It’s been a record-setting year for the Federal Trade Commission’s ongoing campaign to shut down abusive and law-breaking debt collection operations, which routinely harass consumers and violate their rights.
The FTC, along with the Consumer Financial Protection Bureau, submitted its annual report to Congress on efforts to uphold the Fair Debt Collection Practices Act (FDCPA), which is meant to protect consumers against abuses and outright fraud. Both the FTC and the CFPB are now empowered to enforce the FDCPA under the sweeping Wall Street reform enacted five years ago.
Over the past year, the FTC said it has filed 10 new debt collection cases against 56 new defendants. That’s more cases than the FTC has ever filed before in a given year.
The agency also reported that it has resolved nine cases and obtained nearly $140 million in judgments against abusive and deceptive debt collectors.
One case alone involved a record $90.5 million in judgments. Overall, the FTC shut down more than 20 debt collection companies employing nearly 500 collectors, and has collected $16.5 million from the judgments to date.
Educating consumers about their rights under the FDCPA is a key function of the FTC.
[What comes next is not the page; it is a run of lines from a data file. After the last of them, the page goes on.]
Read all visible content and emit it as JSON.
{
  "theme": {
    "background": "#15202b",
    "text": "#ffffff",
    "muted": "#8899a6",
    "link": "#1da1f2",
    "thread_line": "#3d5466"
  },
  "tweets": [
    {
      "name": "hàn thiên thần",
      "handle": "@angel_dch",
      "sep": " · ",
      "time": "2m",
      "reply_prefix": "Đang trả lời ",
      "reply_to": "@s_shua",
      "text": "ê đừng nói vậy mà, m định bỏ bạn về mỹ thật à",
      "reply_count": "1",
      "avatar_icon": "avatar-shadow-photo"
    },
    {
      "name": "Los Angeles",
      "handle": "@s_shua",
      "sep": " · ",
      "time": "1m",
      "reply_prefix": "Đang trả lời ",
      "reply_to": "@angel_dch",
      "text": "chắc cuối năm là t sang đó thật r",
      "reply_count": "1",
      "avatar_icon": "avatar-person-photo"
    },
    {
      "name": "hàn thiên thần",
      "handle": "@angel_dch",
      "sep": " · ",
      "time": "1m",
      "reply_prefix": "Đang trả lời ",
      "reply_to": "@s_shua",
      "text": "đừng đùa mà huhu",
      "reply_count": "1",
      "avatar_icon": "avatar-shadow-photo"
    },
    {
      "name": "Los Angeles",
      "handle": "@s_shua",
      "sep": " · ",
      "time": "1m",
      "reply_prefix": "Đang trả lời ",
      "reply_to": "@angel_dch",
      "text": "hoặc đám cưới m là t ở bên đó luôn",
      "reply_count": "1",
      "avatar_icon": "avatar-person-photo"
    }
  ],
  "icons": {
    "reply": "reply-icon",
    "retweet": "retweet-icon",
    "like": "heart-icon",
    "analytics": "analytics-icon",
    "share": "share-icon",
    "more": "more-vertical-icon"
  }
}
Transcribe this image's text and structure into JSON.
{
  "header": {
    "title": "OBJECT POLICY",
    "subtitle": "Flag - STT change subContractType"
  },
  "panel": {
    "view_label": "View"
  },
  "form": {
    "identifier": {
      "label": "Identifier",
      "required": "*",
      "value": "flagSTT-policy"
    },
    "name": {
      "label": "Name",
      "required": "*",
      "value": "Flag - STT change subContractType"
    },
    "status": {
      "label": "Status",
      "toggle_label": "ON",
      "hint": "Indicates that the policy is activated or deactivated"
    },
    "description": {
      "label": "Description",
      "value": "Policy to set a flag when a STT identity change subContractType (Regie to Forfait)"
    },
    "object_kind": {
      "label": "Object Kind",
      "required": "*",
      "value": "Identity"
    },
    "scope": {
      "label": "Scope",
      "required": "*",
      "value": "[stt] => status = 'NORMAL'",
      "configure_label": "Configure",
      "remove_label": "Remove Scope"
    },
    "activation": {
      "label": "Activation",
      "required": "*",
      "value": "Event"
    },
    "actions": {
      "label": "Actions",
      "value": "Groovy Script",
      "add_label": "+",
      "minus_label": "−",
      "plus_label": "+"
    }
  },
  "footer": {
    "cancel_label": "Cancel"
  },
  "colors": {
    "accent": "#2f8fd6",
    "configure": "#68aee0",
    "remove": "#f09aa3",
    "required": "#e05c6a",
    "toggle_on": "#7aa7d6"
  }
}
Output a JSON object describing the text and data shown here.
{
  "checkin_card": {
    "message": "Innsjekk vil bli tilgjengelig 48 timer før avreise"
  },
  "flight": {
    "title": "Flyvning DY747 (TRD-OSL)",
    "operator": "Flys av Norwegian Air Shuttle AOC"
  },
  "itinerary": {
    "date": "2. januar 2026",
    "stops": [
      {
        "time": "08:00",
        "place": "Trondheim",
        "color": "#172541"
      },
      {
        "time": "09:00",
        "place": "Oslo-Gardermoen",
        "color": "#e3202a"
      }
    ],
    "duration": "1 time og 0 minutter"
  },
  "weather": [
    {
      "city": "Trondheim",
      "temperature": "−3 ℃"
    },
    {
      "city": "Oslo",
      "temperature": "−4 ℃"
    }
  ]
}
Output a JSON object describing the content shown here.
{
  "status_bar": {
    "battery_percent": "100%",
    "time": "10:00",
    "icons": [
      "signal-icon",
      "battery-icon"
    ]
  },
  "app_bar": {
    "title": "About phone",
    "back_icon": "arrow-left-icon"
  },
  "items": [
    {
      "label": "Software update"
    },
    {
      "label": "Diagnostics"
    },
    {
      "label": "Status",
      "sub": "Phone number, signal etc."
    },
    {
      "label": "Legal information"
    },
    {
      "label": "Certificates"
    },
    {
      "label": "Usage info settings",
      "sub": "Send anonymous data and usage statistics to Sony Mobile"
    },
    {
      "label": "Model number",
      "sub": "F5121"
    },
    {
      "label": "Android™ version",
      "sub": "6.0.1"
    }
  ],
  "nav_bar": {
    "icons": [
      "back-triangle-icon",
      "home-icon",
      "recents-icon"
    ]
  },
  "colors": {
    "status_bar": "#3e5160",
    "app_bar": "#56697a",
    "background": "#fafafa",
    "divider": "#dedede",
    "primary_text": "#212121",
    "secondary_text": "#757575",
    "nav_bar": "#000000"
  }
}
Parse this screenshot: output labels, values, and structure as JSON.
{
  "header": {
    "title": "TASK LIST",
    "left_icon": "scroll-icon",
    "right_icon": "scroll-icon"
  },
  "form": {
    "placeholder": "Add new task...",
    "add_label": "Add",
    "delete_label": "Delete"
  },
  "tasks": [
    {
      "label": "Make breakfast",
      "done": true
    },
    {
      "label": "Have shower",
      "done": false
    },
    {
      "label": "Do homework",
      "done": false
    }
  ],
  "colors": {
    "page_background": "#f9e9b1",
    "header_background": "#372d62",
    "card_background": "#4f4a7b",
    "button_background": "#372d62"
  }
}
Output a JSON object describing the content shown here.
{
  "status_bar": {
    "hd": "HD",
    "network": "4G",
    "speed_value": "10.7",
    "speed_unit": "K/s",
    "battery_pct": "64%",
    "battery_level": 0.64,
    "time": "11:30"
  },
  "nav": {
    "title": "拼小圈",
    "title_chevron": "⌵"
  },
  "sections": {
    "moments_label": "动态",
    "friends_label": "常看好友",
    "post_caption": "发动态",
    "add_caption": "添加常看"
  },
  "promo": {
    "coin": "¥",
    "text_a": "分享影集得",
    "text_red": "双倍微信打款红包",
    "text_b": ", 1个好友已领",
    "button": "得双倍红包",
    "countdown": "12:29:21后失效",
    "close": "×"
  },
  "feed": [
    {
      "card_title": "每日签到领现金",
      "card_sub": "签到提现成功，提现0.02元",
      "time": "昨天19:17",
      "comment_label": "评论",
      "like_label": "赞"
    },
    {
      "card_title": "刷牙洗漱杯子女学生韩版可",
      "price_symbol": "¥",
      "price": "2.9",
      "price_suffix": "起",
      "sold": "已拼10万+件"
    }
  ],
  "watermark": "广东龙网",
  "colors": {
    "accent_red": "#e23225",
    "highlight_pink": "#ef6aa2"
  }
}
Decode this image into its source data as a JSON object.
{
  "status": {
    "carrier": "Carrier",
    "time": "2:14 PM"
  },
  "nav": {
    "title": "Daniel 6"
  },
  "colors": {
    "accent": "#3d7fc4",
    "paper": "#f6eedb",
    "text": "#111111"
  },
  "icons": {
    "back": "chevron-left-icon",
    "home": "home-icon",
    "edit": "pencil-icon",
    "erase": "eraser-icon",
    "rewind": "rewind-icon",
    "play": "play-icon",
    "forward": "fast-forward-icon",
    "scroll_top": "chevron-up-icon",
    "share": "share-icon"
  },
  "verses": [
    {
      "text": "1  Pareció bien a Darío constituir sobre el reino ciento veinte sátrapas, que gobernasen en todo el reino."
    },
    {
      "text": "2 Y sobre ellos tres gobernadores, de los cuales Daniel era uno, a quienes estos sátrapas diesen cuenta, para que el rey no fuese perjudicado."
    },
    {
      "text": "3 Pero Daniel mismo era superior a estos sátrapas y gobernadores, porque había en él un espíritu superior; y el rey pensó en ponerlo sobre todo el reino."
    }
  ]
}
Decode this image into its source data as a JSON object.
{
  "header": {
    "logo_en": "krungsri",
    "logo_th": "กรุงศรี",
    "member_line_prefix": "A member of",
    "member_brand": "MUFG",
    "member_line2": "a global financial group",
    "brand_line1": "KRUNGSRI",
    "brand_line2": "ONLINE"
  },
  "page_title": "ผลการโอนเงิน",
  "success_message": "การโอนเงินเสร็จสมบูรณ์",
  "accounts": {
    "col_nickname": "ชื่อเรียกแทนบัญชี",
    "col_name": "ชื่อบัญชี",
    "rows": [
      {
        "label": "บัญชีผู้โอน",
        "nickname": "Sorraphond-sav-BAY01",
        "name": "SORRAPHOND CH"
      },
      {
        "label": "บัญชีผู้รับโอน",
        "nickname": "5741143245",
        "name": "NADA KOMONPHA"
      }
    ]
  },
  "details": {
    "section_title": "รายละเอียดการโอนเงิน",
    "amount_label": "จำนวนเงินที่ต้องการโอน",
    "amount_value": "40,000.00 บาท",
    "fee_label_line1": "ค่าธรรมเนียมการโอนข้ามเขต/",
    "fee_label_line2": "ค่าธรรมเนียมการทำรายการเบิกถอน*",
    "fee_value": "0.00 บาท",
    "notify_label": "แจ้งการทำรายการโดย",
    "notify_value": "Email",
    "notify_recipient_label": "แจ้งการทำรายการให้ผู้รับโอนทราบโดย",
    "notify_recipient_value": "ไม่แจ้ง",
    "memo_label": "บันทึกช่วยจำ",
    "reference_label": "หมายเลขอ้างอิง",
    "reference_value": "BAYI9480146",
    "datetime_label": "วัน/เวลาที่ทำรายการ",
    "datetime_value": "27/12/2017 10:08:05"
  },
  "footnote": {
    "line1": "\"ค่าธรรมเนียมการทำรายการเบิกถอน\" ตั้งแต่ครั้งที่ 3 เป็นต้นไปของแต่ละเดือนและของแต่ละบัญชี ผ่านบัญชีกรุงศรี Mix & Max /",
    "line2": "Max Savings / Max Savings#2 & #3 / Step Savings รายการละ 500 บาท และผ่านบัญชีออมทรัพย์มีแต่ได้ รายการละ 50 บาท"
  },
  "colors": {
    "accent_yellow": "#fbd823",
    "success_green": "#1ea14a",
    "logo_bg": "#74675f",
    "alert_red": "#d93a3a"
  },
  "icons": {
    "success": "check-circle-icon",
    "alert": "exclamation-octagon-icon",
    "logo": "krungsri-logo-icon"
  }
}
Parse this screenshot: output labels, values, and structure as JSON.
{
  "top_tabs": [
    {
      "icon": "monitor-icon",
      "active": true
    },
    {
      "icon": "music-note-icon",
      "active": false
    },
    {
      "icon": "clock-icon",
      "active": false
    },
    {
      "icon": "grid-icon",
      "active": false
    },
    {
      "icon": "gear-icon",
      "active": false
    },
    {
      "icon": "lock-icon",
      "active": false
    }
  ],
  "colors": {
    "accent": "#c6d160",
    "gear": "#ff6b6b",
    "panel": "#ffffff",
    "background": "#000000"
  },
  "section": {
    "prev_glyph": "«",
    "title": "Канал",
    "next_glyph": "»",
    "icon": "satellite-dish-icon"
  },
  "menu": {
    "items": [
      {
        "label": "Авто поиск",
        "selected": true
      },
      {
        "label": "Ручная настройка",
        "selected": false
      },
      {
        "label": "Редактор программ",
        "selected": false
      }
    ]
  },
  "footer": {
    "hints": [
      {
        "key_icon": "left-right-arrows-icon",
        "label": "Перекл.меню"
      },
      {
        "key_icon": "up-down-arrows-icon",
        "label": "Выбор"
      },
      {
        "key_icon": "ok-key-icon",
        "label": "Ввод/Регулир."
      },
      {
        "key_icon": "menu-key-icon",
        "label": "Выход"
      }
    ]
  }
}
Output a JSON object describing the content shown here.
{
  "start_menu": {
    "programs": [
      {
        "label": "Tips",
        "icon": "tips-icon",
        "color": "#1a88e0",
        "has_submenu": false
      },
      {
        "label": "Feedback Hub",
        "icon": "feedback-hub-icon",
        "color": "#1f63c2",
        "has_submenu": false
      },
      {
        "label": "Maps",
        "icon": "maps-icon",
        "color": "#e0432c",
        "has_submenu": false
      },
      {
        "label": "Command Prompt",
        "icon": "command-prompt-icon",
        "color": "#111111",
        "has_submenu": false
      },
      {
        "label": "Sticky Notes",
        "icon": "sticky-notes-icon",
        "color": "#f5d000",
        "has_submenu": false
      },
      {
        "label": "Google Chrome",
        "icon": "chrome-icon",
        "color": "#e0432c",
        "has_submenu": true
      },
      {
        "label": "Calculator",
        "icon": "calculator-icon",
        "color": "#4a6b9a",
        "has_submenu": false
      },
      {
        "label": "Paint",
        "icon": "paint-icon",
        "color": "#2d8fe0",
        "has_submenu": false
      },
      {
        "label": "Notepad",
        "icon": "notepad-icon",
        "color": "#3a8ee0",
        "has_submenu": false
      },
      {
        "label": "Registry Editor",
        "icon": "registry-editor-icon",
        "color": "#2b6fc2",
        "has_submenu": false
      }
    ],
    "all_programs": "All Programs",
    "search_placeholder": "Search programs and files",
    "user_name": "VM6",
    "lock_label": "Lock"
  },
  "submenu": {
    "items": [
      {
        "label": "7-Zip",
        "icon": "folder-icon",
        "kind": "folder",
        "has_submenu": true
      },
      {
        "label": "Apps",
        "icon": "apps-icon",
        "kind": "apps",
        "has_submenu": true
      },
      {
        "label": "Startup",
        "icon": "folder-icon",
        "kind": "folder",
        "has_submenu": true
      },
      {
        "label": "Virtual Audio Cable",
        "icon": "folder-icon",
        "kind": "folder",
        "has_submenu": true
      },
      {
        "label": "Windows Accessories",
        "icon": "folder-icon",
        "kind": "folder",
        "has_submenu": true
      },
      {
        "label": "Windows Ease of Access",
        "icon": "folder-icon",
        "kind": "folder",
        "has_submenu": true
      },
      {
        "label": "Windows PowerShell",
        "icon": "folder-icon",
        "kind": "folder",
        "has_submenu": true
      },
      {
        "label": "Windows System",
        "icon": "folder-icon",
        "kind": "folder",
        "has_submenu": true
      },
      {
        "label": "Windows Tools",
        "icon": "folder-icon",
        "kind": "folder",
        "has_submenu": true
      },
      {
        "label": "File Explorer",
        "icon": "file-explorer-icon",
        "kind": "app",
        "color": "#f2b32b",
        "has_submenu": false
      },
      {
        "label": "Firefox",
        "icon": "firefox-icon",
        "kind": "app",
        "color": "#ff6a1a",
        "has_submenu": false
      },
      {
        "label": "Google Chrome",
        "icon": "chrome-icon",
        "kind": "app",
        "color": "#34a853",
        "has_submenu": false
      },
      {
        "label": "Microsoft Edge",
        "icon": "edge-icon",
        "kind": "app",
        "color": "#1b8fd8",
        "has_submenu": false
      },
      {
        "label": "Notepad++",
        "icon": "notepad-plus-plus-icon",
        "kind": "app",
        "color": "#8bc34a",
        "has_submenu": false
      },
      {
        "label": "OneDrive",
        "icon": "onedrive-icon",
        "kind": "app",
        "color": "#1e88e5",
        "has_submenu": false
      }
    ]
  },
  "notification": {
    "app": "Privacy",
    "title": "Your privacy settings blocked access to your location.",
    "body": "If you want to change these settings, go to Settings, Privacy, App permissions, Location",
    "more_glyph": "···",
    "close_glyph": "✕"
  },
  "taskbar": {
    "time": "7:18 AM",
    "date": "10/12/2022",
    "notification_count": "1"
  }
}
“The Commission reaches tens of millions of consumers through English and Spanish print and online materials, blog posts, and speeches and presentations,” writes the FTC in its report summary. j”To maximize its outreach efforts, FTC staff works with an informal network of about 10,000 community-based organizations and national groups that order and distribute FTC information to their members, clients, and constituents.”